Experts believe the length of your fingers can predict your physical ability. So, how do your digits measure up?

Believe it or not, the size of your fingers says a lot about your athletic potential. If you’ve got a long ring finger it could pinpoint you as a winner, with a longer fourth digit often linked to high performance in running.

Predicting athletic prowess based on finger length comes down to the 2D:4D ratio, which is the relationship between your index finger and ring finger. Scientists have found elite athletes in a wide range of sports are likely to have longer ring fingers in relation to their index fingers. In teenage boys, irrespective of age or body size, those with longer fourth fingers (relative to their second finger) tended to be stronger. Interestingly though, a longer index finger has been linked to lower severity of diseases like heart disease and Covid-19.

Now, during a new study of professional football players, digit ratio expert Professor John Manning has highlighted some important links between testosterone levels and the supply of oxygen to muscle tissues. Professor Manning worked with 133 football players taking a range of body measurements (including hand scans with digit lengths) from each athlete.

Manning explains that by engaging professional sportspeople they were able to clarify the relationship between finger length and oxygen metabolism in a sample of well-trained athletes, something that had not been done before.

After hand scans and body measurements were recorded, the footballers were each put through an incremental cardiopulmonary test to exhaustion on a treadmill. This was key to identifying who had the most efficient oxygen metabolism. “The players with long ring digits (4D) relative to their index digits (2D) have efficient oxygen metabolism such that they reach very high maximal oxygen consumption during the incremental cardiopulmonary test,” explains Manning.

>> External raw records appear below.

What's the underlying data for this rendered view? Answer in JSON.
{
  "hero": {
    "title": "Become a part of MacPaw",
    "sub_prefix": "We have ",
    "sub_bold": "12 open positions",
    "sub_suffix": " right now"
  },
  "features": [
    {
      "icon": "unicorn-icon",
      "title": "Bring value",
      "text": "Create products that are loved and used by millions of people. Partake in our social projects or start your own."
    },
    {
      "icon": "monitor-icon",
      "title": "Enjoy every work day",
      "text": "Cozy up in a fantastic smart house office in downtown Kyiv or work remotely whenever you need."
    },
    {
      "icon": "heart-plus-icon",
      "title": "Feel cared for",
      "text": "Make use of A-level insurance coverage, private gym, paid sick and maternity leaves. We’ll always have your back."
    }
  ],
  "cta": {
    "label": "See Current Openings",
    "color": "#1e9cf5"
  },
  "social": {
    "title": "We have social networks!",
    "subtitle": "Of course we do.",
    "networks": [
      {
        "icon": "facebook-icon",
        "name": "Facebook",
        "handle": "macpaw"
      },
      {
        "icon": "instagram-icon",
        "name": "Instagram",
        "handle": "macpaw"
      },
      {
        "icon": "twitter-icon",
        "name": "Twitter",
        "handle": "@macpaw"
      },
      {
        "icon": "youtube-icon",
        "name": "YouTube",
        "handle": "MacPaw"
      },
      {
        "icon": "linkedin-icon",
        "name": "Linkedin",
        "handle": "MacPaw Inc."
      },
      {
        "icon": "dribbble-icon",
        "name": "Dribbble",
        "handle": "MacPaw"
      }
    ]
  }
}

Oxygen metabolism is known to be influenced by testosterone, which activates the energy-producing mitochondria within cells. High testosterone levels in the womb are associated with long ring fingers.

Manning adds, "These findings are consistent with those from distance running, where long 4D is related to high performance, and heart disease and Covid-19 where long 4D is linked to low severity of disease.”

This fascinating phenomenon is most easily identified in men. There is a well-described difference between males and females in digit ratio. Men typically have a lower ratio (the length of their ring finger is greater than their index finger) than women (both fingers are closer in length). This difference is fixed during development in the womb and remains relatively stable across the lifespan.

So, next time you’re struggling to lift weights, take a long look – it may be written in your fingers.